Work instructions
What is the number of lines below that contain the word "TRSSC"? Give only that number.

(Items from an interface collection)

Segment Open

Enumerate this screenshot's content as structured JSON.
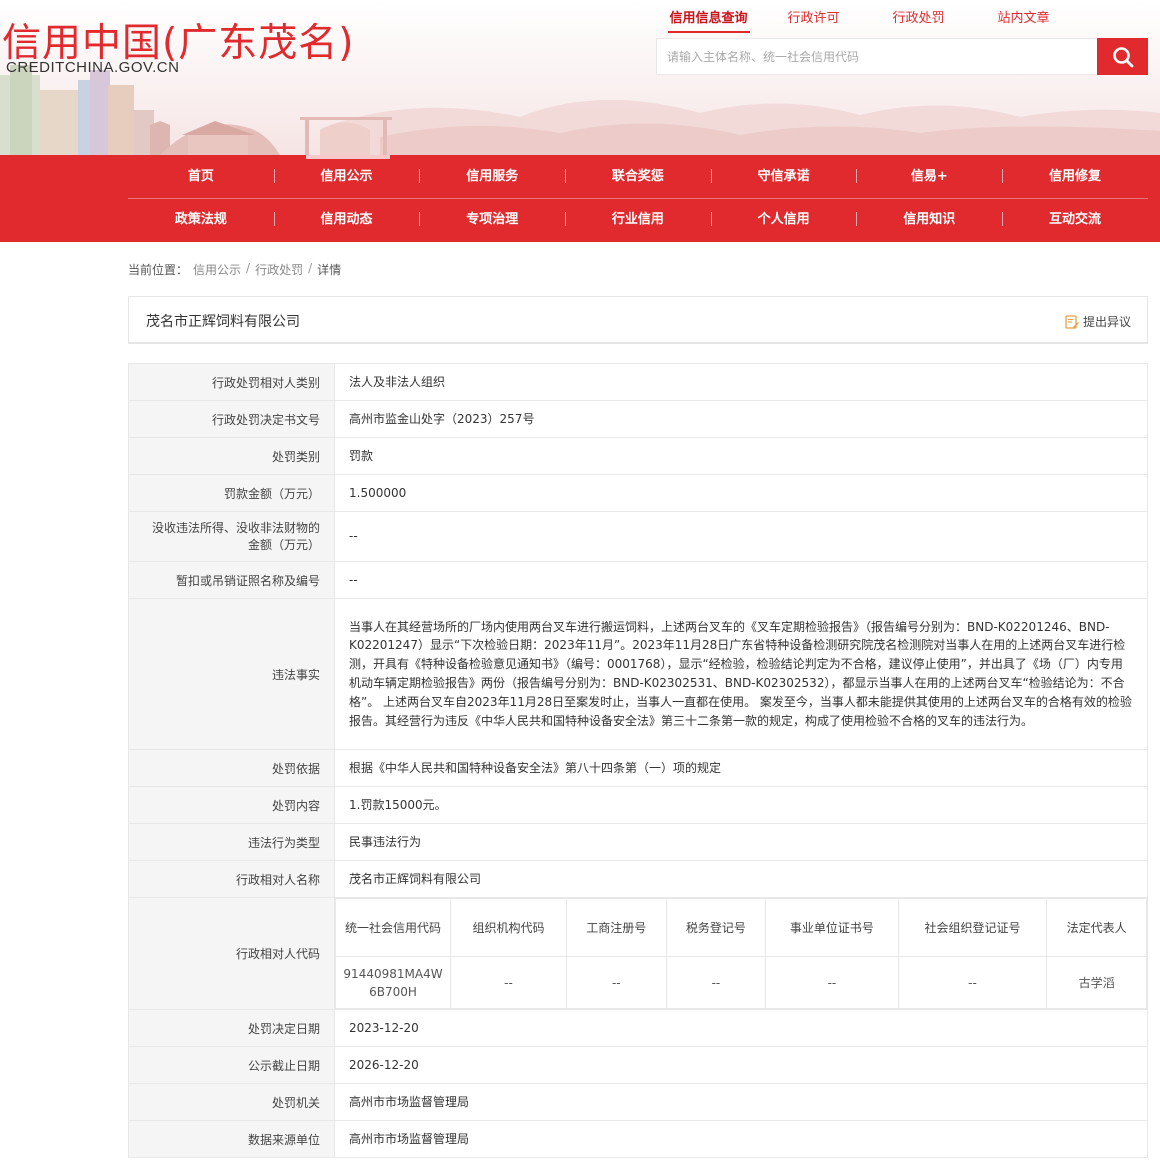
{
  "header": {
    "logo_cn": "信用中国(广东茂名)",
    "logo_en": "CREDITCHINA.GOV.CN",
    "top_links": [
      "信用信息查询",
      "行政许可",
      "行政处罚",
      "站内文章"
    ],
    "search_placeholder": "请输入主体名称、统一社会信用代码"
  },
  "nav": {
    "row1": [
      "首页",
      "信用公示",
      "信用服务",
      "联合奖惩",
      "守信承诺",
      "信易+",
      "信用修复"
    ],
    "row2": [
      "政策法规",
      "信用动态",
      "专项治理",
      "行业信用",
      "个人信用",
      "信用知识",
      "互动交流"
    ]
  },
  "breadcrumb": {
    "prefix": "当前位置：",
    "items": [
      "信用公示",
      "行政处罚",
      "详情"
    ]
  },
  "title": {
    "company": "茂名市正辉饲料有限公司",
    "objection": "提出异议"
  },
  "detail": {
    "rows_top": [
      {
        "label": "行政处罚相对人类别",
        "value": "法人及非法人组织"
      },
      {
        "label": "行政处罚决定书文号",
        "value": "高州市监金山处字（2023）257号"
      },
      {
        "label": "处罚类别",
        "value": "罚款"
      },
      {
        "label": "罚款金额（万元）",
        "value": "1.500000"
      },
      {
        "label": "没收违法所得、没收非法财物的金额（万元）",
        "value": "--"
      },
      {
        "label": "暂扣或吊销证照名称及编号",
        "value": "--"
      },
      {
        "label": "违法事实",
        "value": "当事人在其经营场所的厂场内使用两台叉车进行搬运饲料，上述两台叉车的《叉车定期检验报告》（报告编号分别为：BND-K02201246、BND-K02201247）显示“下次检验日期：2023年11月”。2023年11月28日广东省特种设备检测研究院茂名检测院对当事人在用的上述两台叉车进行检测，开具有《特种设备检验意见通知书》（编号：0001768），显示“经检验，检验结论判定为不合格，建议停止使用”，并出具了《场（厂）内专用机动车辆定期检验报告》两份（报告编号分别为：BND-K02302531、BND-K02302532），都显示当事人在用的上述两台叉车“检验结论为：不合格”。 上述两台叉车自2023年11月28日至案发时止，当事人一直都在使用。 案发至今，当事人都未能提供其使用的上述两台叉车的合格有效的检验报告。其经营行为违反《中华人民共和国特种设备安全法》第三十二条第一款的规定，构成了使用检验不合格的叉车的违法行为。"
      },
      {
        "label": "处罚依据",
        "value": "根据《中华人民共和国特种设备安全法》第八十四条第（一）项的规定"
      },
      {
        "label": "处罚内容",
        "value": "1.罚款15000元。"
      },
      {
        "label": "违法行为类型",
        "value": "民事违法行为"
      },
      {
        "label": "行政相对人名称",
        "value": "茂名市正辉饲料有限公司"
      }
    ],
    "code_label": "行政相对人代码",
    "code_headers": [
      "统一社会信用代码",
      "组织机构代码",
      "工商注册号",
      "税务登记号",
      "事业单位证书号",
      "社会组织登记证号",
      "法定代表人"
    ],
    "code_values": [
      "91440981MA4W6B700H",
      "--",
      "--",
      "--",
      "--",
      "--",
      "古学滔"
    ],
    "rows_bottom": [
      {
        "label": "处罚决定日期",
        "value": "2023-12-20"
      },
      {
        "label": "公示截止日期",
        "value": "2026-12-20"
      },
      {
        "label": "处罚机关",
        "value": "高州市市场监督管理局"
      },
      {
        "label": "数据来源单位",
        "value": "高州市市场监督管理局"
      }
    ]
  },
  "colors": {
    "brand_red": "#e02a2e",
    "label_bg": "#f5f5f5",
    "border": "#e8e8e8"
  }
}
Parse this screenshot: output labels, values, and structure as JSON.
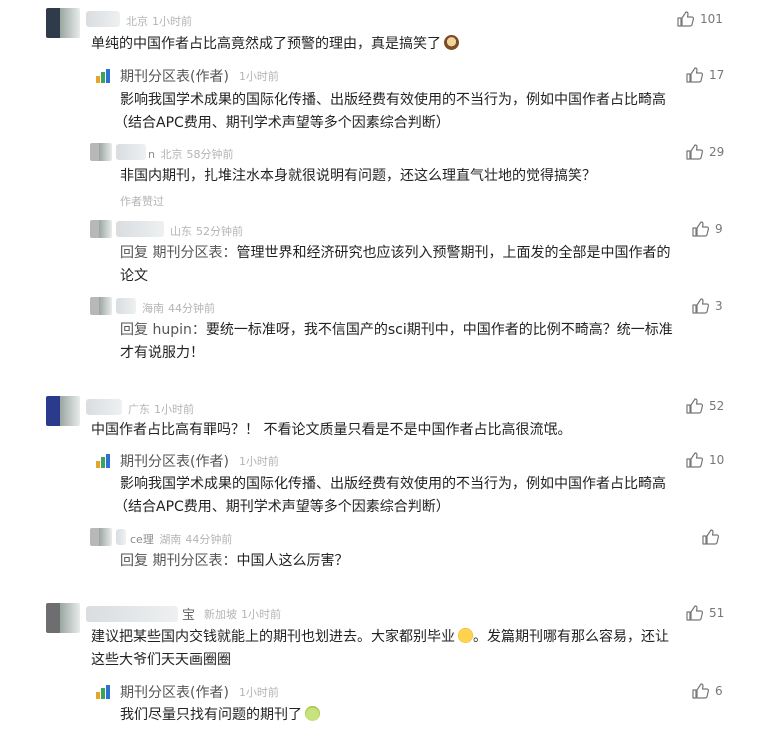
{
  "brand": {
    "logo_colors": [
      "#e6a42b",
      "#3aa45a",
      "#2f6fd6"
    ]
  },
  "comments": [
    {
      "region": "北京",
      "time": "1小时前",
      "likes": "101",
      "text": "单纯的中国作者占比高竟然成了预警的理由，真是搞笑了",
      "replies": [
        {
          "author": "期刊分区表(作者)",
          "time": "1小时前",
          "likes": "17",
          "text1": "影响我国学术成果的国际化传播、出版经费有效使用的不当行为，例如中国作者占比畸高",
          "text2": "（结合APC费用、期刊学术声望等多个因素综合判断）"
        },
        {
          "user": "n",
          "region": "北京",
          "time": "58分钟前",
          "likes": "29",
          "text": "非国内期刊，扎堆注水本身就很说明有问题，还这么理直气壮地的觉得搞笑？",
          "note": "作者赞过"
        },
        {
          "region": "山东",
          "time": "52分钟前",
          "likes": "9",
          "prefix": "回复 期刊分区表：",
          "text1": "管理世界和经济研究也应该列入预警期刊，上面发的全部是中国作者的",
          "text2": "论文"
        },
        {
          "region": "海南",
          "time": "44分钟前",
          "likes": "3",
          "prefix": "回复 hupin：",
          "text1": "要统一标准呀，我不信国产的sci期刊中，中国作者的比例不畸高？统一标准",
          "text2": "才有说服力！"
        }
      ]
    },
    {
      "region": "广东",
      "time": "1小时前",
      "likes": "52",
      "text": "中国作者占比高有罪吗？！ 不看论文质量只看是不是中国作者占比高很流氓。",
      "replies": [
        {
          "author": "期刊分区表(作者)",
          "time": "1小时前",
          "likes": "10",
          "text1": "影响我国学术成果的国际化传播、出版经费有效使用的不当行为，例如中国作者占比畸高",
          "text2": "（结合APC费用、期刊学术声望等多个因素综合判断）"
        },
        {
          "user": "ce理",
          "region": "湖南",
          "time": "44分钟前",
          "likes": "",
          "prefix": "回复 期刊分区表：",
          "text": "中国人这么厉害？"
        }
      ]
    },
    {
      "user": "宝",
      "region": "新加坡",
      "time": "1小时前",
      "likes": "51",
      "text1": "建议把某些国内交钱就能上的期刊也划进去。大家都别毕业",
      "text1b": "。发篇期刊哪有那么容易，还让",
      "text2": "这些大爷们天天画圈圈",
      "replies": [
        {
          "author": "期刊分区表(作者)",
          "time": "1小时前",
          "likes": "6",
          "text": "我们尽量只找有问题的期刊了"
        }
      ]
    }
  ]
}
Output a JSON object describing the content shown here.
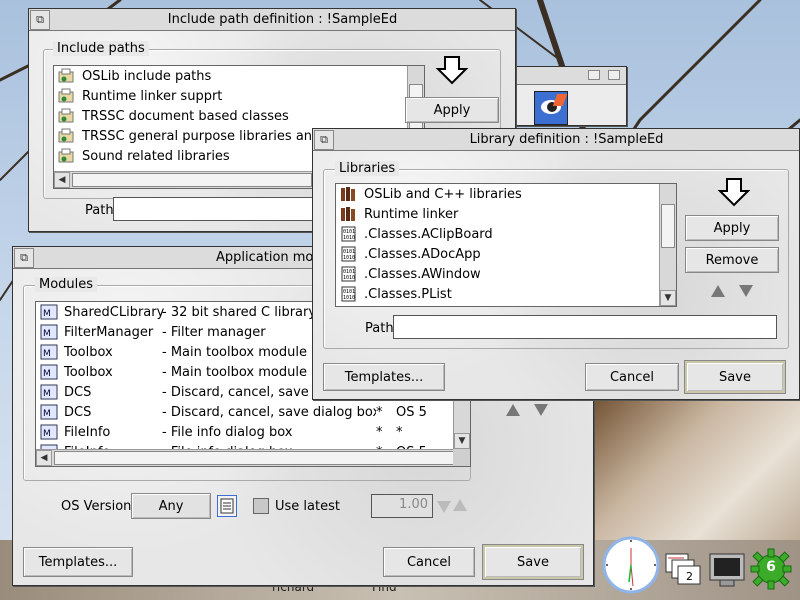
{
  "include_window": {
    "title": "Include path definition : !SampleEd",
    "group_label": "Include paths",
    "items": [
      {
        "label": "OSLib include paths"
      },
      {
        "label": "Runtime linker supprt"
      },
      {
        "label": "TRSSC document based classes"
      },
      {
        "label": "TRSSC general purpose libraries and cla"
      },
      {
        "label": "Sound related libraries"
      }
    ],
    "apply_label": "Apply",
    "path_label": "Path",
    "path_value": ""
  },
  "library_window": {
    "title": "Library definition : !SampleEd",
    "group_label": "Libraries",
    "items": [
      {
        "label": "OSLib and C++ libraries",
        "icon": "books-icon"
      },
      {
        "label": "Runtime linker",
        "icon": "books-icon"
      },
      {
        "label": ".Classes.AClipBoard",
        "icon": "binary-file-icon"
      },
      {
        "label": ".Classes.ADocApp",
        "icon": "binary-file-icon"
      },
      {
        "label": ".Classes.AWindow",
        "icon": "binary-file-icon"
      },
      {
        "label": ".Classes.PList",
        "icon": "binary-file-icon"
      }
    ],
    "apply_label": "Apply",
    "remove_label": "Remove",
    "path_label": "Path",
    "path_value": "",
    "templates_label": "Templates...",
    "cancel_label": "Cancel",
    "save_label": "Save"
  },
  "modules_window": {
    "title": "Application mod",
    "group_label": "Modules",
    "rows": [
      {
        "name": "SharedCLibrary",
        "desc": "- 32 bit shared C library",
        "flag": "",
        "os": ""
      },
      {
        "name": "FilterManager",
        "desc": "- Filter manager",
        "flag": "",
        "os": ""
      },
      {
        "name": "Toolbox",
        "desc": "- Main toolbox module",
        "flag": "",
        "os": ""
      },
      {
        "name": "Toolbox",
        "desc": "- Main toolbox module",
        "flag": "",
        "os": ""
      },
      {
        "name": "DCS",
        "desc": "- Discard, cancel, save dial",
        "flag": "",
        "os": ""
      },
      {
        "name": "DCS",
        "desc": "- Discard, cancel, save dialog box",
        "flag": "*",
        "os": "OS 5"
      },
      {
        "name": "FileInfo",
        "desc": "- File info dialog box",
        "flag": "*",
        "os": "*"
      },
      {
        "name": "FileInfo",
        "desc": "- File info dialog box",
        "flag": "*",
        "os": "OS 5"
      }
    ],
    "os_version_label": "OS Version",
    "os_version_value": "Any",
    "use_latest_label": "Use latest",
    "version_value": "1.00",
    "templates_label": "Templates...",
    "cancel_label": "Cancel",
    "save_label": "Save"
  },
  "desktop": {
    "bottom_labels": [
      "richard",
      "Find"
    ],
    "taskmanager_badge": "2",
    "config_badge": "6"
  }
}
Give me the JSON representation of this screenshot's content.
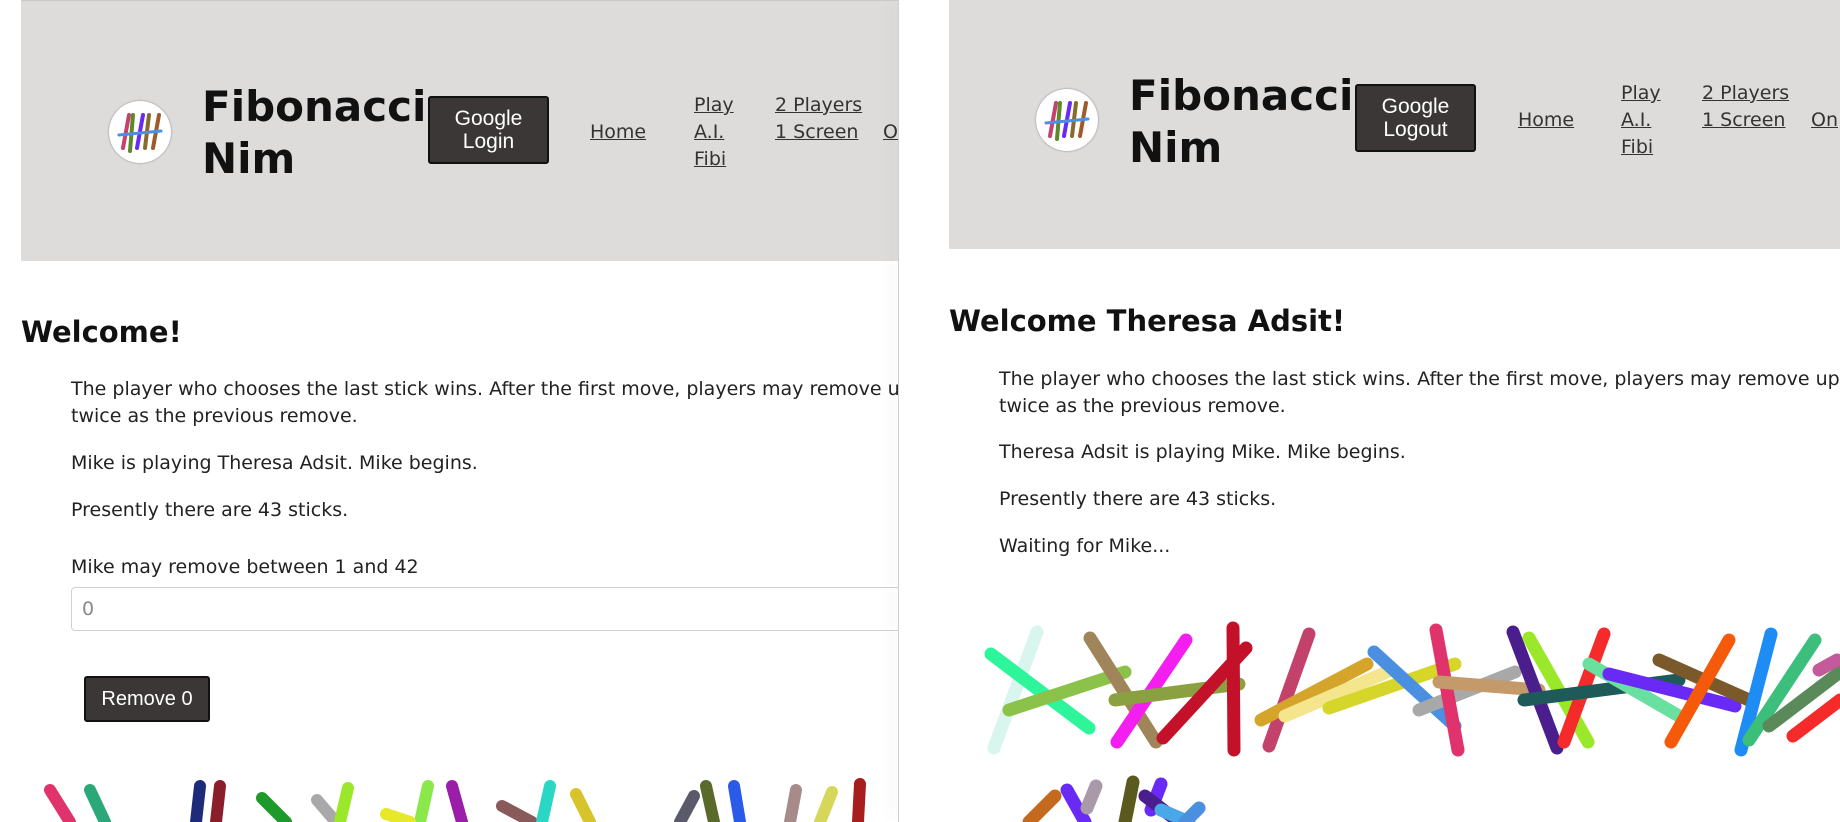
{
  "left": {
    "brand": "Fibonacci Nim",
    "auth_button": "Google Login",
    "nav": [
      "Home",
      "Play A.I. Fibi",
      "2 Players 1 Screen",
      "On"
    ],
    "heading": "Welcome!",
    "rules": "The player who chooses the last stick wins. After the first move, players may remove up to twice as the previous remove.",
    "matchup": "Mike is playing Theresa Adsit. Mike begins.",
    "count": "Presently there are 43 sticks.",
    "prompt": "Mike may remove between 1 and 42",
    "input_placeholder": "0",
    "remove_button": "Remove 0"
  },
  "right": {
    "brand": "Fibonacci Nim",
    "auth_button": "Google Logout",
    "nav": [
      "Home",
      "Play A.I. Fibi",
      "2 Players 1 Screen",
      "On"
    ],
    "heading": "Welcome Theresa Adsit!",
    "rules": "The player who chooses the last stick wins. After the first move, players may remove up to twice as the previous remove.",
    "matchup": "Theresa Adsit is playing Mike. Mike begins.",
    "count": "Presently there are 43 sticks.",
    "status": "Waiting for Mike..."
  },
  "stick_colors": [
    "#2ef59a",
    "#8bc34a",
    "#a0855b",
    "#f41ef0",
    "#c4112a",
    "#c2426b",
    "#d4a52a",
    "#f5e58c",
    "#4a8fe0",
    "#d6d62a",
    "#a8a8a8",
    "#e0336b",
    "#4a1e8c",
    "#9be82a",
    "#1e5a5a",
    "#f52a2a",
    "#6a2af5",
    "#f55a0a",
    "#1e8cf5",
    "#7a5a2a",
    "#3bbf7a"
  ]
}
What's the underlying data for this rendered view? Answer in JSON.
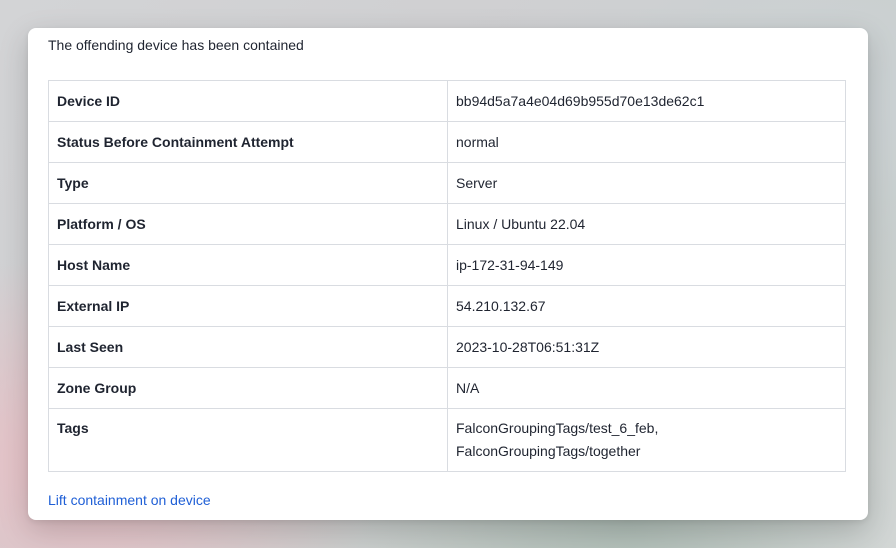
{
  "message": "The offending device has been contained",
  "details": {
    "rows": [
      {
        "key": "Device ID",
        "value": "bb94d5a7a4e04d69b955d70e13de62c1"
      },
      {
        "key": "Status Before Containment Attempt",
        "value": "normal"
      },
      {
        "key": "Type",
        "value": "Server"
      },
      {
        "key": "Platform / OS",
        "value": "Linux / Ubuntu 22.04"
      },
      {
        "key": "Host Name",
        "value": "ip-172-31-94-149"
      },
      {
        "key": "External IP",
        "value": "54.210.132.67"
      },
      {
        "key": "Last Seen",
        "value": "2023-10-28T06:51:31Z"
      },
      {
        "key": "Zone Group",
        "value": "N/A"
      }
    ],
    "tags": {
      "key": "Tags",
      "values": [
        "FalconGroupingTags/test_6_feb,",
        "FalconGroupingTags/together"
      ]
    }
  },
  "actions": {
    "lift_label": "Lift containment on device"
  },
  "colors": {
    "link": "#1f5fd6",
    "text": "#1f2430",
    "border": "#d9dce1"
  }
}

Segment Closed

Response to this task
2